Candidates that include their marital status on their CVs usually want to capitalise on the common preconceptions that single people are more mobile and that married men are more dependable.
When being single could be an advantage
A single person is perceived to be a person who is free of personal responsibility, more mobile and can commit themselves fully to the job.
The types of jobs for which being single could be an advantage include jobs that involve a lot of travelling, have unsocial working hours and inconsistent and/or long shifts.
When being married could be an advantage
Typically, a married person is considered to be someone who is settled down, dependable and reliable, lives in a stable environment and has a personal responsibility to provide for his/her family.
These traits are highly desired by employers because they are usually interested in hiring candidates on a long-term, permanent basis.
Do these stereotypes still apply today?
It could be argued that the above-mentioned generalisations no longer apply in this day and age. A single person can be as reliable and stable as a married person, so the marital status is no longer relevant.
Furthermore, a lot of things can be ‘read’ into your personal family circumstances, which may or may not be to your advantage, depending on the attitude of the reader.
For example, there was an applicant who had written on their CV:
This would indicate stability, right?
However, the home address of the applicant was far away from the job location so the family would need to relocate if the candidate was hired for the job. The employer was put off by the prospect of this candidate relocating his family, settling in a new area and meeting the costs of relocation.
In this scenario, the applicant’s address and “married, 3 children” worked against them and they were not shortlisted for an interview.
Some CVs include the ages, sexes and even the names of the applicant’s children. Leave these out. They are irrelevant to your ability to do a job, and a prime source of prejudice, particularly if you are female.
A standard CV must contain the following personal details:
These personal details are important because employers can use them to contact you.

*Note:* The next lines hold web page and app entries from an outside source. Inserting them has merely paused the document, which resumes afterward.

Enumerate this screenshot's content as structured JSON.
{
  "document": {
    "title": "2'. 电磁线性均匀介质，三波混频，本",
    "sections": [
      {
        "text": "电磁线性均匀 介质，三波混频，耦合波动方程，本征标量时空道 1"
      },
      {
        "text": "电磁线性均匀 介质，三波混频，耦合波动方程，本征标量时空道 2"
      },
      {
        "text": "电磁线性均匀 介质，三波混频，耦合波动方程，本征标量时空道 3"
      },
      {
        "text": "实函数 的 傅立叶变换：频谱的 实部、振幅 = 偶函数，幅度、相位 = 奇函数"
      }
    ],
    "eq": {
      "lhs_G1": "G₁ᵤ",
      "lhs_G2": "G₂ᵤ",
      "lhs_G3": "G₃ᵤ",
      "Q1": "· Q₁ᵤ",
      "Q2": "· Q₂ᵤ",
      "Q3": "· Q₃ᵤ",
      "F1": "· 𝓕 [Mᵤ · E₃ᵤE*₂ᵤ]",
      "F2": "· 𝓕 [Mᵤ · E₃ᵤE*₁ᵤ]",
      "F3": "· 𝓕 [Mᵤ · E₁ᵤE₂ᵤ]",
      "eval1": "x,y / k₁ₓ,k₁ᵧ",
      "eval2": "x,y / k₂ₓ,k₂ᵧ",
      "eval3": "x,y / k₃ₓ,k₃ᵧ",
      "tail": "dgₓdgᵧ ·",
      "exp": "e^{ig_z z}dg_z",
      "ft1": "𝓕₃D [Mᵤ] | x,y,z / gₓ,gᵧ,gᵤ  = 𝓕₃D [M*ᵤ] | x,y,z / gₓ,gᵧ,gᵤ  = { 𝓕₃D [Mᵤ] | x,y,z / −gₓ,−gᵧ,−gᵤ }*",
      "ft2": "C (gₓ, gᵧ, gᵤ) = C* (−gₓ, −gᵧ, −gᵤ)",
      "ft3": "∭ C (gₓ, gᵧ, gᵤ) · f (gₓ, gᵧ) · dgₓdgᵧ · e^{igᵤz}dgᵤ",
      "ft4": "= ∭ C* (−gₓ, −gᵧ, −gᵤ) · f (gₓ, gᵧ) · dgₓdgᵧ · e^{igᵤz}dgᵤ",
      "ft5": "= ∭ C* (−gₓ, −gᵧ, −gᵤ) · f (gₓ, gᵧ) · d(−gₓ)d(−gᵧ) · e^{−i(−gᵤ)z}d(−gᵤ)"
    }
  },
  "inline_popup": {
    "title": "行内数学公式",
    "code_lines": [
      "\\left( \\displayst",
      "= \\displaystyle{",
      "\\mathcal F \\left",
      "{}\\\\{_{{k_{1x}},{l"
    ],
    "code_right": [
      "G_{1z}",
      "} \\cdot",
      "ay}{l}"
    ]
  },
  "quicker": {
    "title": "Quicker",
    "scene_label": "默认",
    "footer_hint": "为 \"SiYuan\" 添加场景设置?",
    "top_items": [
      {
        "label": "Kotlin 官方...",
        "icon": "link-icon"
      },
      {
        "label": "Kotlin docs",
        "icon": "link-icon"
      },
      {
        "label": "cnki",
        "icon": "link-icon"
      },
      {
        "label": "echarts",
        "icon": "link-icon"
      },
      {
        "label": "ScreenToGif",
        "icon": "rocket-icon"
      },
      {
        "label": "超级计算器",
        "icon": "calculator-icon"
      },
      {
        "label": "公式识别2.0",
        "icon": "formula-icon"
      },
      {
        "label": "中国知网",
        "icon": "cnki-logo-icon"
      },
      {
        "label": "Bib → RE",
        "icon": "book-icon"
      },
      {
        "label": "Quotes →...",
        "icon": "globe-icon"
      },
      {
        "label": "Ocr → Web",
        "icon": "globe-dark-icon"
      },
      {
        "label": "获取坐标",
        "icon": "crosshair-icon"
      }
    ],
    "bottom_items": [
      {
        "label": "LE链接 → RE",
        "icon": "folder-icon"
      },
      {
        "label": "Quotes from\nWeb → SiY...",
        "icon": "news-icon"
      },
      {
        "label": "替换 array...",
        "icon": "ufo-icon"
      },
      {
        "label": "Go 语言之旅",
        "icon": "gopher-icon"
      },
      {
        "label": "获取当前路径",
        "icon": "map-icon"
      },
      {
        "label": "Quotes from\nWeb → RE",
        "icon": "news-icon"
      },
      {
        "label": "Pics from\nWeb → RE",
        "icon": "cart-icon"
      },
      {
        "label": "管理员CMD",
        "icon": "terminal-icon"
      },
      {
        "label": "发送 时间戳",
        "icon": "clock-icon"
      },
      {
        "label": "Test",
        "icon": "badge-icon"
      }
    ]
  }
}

The following are personal details that should not be included on a CV:
There is no requirement to include your marital status, number of children or other family-related information on your CV. These kinds of personal data open the doors of discrimination against you, clutter your CV with irrelevant information and distract the employer’s attention from more important details such as your educational background, work experience and skills.
Good luck with your job hunt!